Start of EXERCISE MATERIAL
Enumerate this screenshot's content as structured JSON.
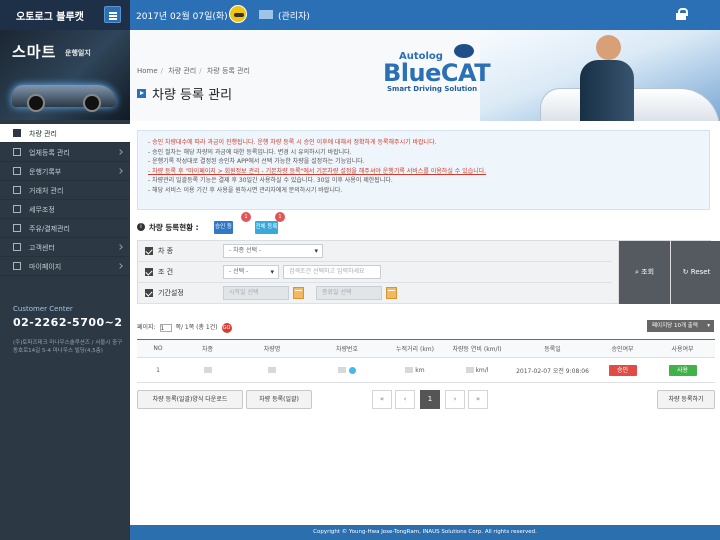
{
  "app": {
    "brand": "오토로그 블루캣",
    "date": "2017년 02월 07일(화)",
    "user_role": "(관리자)"
  },
  "sidebar": {
    "promo": {
      "title": "스마트",
      "subtitle": "운행일지"
    },
    "items": [
      {
        "label": "차량 관리",
        "active": true
      },
      {
        "label": "업체등록 관리"
      },
      {
        "label": "운행기록부"
      },
      {
        "label": "거래처 관리"
      },
      {
        "label": "세무조정"
      },
      {
        "label": "주유/결제관리"
      },
      {
        "label": "고객센터"
      },
      {
        "label": "마이페이지"
      }
    ],
    "customer_center": {
      "title": "Customer Center",
      "phone": "02-2262-5700~2",
      "address": "(주)토파즈테크 마나우스솔루션즈 / 서울시 중구 동호로14길 5-4 마나우스 빌딩(4,5층)"
    }
  },
  "banner": {
    "breadcrumb": [
      "Home",
      "차량 관리",
      "차량 등록 관리"
    ],
    "title": "차량 등록 관리",
    "logo_kicker": "Autolog",
    "logo_main": "BlueCAT",
    "logo_sub": "Smart Driving Solution"
  },
  "notice": {
    "lines": [
      "- 승인 차량대수에 따라 과금이 진행됩니다. 운행 차량 등록 시 승인 이후에 대해서 정확하게 등록해주시기 바랍니다.",
      "- 승인 절차는 해당 차량의 과금에 대한 등록입니다. 변경 시 유의하시기 바랍니다.",
      "- 운행기록 작성대로 결정된 승인차 APP에서 선택 가능한 차량을 설정하는 기능입니다.",
      "- 차량 등록 후 \"마이페이지 > 회원정보 관리 - 기본차량 등록\"에서 기본차량 설정을 해주셔야 운행기록 서비스를 이용하실 수 있습니다.",
      "- 차량관리 일괄등록 기능은 결제 후 30일간 사용하실 수 있습니다. 30일 이후 사용이 제한됩니다.",
      "- 해당 서비스 이용 기간 후 사용을 원하시면 관리자에게 문의하시기 바랍니다."
    ]
  },
  "status": {
    "label": "차량 등록현황 :",
    "approved_label": "승인 등록",
    "approved_count": "1",
    "total_label": "전체 등록",
    "total_count": "1"
  },
  "filters": {
    "vehicle_type_label": "차 종",
    "vehicle_type_value": "- 차종 선택 -",
    "condition_label": "조 건",
    "condition_value": "- 선택 -",
    "condition_placeholder": "검색조건 선택하고 입력하세요",
    "period_label": "기간설정",
    "start_placeholder": "시작일 선택",
    "separator": "~",
    "end_placeholder": "종료일 선택",
    "search_label": "조회",
    "reset_label": "Reset"
  },
  "table": {
    "page_info": "페이지:",
    "page_current": "1",
    "page_total": "쪽/ 1쪽 (총 1건)",
    "go": "GO",
    "rows_select": "페이지당 10개 출력",
    "headers": [
      "NO",
      "차종",
      "차량명",
      "차량번호",
      "누적거리 (km)",
      "차량등 연비 (km/l)",
      "등록일",
      "승인여부",
      "사용여부"
    ],
    "rows": [
      {
        "no": "1",
        "vehicle_type": "",
        "vehicle_name": "",
        "plate": "",
        "distance": "km",
        "fuel_efficiency": "km/l",
        "registered_at": "2017-02-07 오전 9:08:06",
        "approval": "승인",
        "usage": "사용"
      }
    ]
  },
  "actions": {
    "download": "차량 등록(일괄)양식 다운로드",
    "bulk_register": "차량 등록(일괄)",
    "register": "차량 등록하기"
  },
  "pagination": {
    "first": "«",
    "prev": "‹",
    "current": "1",
    "next": "›",
    "last": "»"
  },
  "footer": {
    "copyright": "Copyright © Young-Hwa Jose-TongRam, INAUS Solutions Corp. All rights reserved."
  },
  "colors": {
    "brand_blue": "#2b6fb5",
    "sidebar_dark": "#2c3843",
    "alert_red": "#d23b2b",
    "approved_red": "#e14b45",
    "usage_green": "#43b04a"
  }
}
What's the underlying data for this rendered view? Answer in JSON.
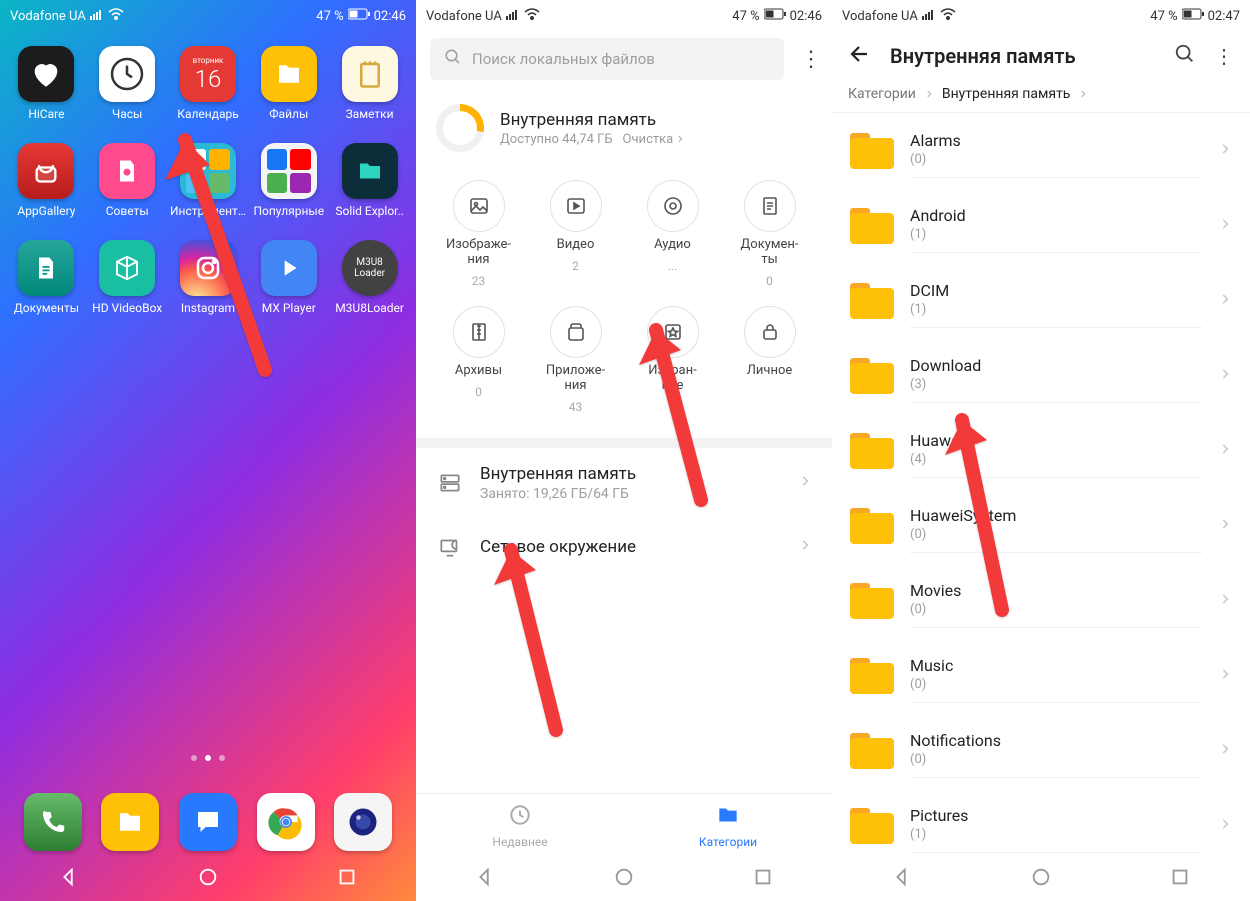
{
  "panel1": {
    "status": {
      "carrier": "Vodafone UA",
      "battery": "47 %",
      "time": "02:46"
    },
    "apps": [
      {
        "label": "HiCare"
      },
      {
        "label": "Часы"
      },
      {
        "label": "Календарь",
        "d": "вторник",
        "n": "16"
      },
      {
        "label": "Файлы"
      },
      {
        "label": "Заметки"
      },
      {
        "label": "AppGallery"
      },
      {
        "label": "Советы"
      },
      {
        "label": "Инструменты"
      },
      {
        "label": "Популярные"
      },
      {
        "label": "Solid Explor.."
      },
      {
        "label": "Документы"
      },
      {
        "label": "HD VideoBox"
      },
      {
        "label": "Instagram"
      },
      {
        "label": "MX Player"
      },
      {
        "label": "M3U8Loader",
        "m": "M3U8\nLoader"
      }
    ]
  },
  "panel2": {
    "status": {
      "carrier": "Vodafone UA",
      "battery": "47 %",
      "time": "02:46"
    },
    "search_placeholder": "Поиск локальных файлов",
    "storage": {
      "title": "Внутренняя память",
      "avail": "Доступно 44,74 ГБ",
      "clean": "Очистка"
    },
    "cats": [
      {
        "l": "Изображе-\nния",
        "n": "23"
      },
      {
        "l": "Видео",
        "n": "2"
      },
      {
        "l": "Аудио",
        "n": "..."
      },
      {
        "l": "Докумен-\nты",
        "n": "0"
      },
      {
        "l": "Архивы",
        "n": "0"
      },
      {
        "l": "Приложе-\nния",
        "n": "43"
      },
      {
        "l": "Избран-\nное",
        "n": "0"
      },
      {
        "l": "Личное",
        "n": ""
      }
    ],
    "internal": {
      "t": "Внутренняя память",
      "s": "Занято: 19,26 ГБ/64 ГБ"
    },
    "network": "Сетевое окружение",
    "tabs": {
      "recent": "Недавнее",
      "categories": "Категории"
    }
  },
  "panel3": {
    "status": {
      "carrier": "Vodafone UA",
      "battery": "47 %",
      "time": "02:47"
    },
    "title": "Внутренняя память",
    "crumb1": "Категории",
    "crumb2": "Внутренняя память",
    "folders": [
      {
        "n": "Alarms",
        "c": "(0)"
      },
      {
        "n": "Android",
        "c": "(1)"
      },
      {
        "n": "DCIM",
        "c": "(1)"
      },
      {
        "n": "Download",
        "c": "(3)"
      },
      {
        "n": "Huawei",
        "c": "(4)"
      },
      {
        "n": "HuaweiSystem",
        "c": "(0)"
      },
      {
        "n": "Movies",
        "c": "(0)"
      },
      {
        "n": "Music",
        "c": "(0)"
      },
      {
        "n": "Notifications",
        "c": "(0)"
      },
      {
        "n": "Pictures",
        "c": "(1)"
      }
    ]
  }
}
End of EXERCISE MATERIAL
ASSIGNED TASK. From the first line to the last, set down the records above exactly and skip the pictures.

WRITTEN REPLY.
Enumerate this screenshot's content as structured JSON.
{
  "app": {
    "brand": "오토로그 블루캣",
    "date": "2017년 02월 07일(화)",
    "user_role": "(관리자)"
  },
  "sidebar": {
    "promo": {
      "title": "스마트",
      "subtitle": "운행일지"
    },
    "items": [
      {
        "label": "차량 관리",
        "active": true
      },
      {
        "label": "업체등록 관리"
      },
      {
        "label": "운행기록부"
      },
      {
        "label": "거래처 관리"
      },
      {
        "label": "세무조정"
      },
      {
        "label": "주유/결제관리"
      },
      {
        "label": "고객센터"
      },
      {
        "label": "마이페이지"
      }
    ],
    "customer_center": {
      "title": "Customer Center",
      "phone": "02-2262-5700~2",
      "address": "(주)토파즈테크 마나우스솔루션즈 / 서울시 중구 동호로14길 5-4 마나우스 빌딩(4,5층)"
    }
  },
  "banner": {
    "breadcrumb": [
      "Home",
      "차량 관리",
      "차량 등록 관리"
    ],
    "title": "차량 등록 관리",
    "logo_kicker": "Autolog",
    "logo_main": "BlueCAT",
    "logo_sub": "Smart Driving Solution"
  },
  "notice": {
    "lines": [
      "- 승인 차량대수에 따라 과금이 진행됩니다. 운행 차량 등록 시 승인 이후에 대해서 정확하게 등록해주시기 바랍니다.",
      "- 승인 절차는 해당 차량의 과금에 대한 등록입니다. 변경 시 유의하시기 바랍니다.",
      "- 운행기록 작성대로 결정된 승인차 APP에서 선택 가능한 차량을 설정하는 기능입니다.",
      "- 차량 등록 후 \"마이페이지 > 회원정보 관리 - 기본차량 등록\"에서 기본차량 설정을 해주셔야 운행기록 서비스를 이용하실 수 있습니다.",
      "- 차량관리 일괄등록 기능은 결제 후 30일간 사용하실 수 있습니다. 30일 이후 사용이 제한됩니다.",
      "- 해당 서비스 이용 기간 후 사용을 원하시면 관리자에게 문의하시기 바랍니다."
    ]
  },
  "status": {
    "label": "차량 등록현황 :",
    "approved_label": "승인 등록",
    "approved_count": "1",
    "total_label": "전체 등록",
    "total_count": "1"
  },
  "filters": {
    "vehicle_type_label": "차 종",
    "vehicle_type_value": "- 차종 선택 -",
    "condition_label": "조 건",
    "condition_value": "- 선택 -",
    "condition_placeholder": "검색조건 선택하고 입력하세요",
    "period_label": "기간설정",
    "start_placeholder": "시작일 선택",
    "separator": "~",
    "end_placeholder": "종료일 선택",
    "search_label": "조회",
    "reset_label": "Reset"
  },
  "table": {
    "page_info": "페이지:",
    "page_current": "1",
    "page_total": "쪽/ 1쪽 (총 1건)",
    "go": "GO",
    "rows_select": "페이지당 10개 출력",
    "headers": [
      "NO",
      "차종",
      "차량명",
      "차량번호",
      "누적거리 (km)",
      "차량등 연비 (km/l)",
      "등록일",
      "승인여부",
      "사용여부"
    ],
    "rows": [
      {
        "no": "1",
        "vehicle_type": "",
        "vehicle_name": "",
        "plate": "",
        "distance": "km",
        "fuel_efficiency": "km/l",
        "registered_at": "2017-02-07 오전 9:08:06",
        "approval": "승인",
        "usage": "사용"
      }
    ]
  },
  "actions": {
    "download": "차량 등록(일괄)양식 다운로드",
    "bulk_register": "차량 등록(일괄)",
    "register": "차량 등록하기"
  },
  "pagination": {
    "first": "«",
    "prev": "‹",
    "current": "1",
    "next": "›",
    "last": "»"
  },
  "footer": {
    "copyright": "Copyright © Young-Hwa Jose-TongRam, INAUS Solutions Corp. All rights reserved."
  },
  "colors": {
    "brand_blue": "#2b6fb5",
    "sidebar_dark": "#2c3843",
    "alert_red": "#d23b2b",
    "approved_red": "#e14b45",
    "usage_green": "#43b04a"
  }
}
What's the underlying data for this rendered view? Answer in JSON.
{
  "panel1": {
    "status": {
      "carrier": "Vodafone UA",
      "battery": "47 %",
      "time": "02:46"
    },
    "apps": [
      {
        "label": "HiCare"
      },
      {
        "label": "Часы"
      },
      {
        "label": "Календарь",
        "d": "вторник",
        "n": "16"
      },
      {
        "label": "Файлы"
      },
      {
        "label": "Заметки"
      },
      {
        "label": "AppGallery"
      },
      {
        "label": "Советы"
      },
      {
        "label": "Инструменты"
      },
      {
        "label": "Популярные"
      },
      {
        "label": "Solid Explor.."
      },
      {
        "label": "Документы"
      },
      {
        "label": "HD VideoBox"
      },
      {
        "label": "Instagram"
      },
      {
        "label": "MX Player"
      },
      {
        "label": "M3U8Loader",
        "m": "M3U8\nLoader"
      }
    ]
  },
  "panel2": {
    "status": {
      "carrier": "Vodafone UA",
      "battery": "47 %",
      "time": "02:46"
    },
    "search_placeholder": "Поиск локальных файлов",
    "storage": {
      "title": "Внутренняя память",
      "avail": "Доступно 44,74 ГБ",
      "clean": "Очистка"
    },
    "cats": [
      {
        "l": "Изображе-\nния",
        "n": "23"
      },
      {
        "l": "Видео",
        "n": "2"
      },
      {
        "l": "Аудио",
        "n": "..."
      },
      {
        "l": "Докумен-\nты",
        "n": "0"
      },
      {
        "l": "Архивы",
        "n": "0"
      },
      {
        "l": "Приложе-\nния",
        "n": "43"
      },
      {
        "l": "Избран-\nное",
        "n": "0"
      },
      {
        "l": "Личное",
        "n": ""
      }
    ],
    "internal": {
      "t": "Внутренняя память",
      "s": "Занято: 19,26 ГБ/64 ГБ"
    },
    "network": "Сетевое окружение",
    "tabs": {
      "recent": "Недавнее",
      "categories": "Категории"
    }
  },
  "panel3": {
    "status": {
      "carrier": "Vodafone UA",
      "battery": "47 %",
      "time": "02:47"
    },
    "title": "Внутренняя память",
    "crumb1": "Категории",
    "crumb2": "Внутренняя память",
    "folders": [
      {
        "n": "Alarms",
        "c": "(0)"
      },
      {
        "n": "Android",
        "c": "(1)"
      },
      {
        "n": "DCIM",
        "c": "(1)"
      },
      {
        "n": "Download",
        "c": "(3)"
      },
      {
        "n": "Huawei",
        "c": "(4)"
      },
      {
        "n": "HuaweiSystem",
        "c": "(0)"
      },
      {
        "n": "Movies",
        "c": "(0)"
      },
      {
        "n": "Music",
        "c": "(0)"
      },
      {
        "n": "Notifications",
        "c": "(0)"
      },
      {
        "n": "Pictures",
        "c": "(1)"
      }
    ]
  }
}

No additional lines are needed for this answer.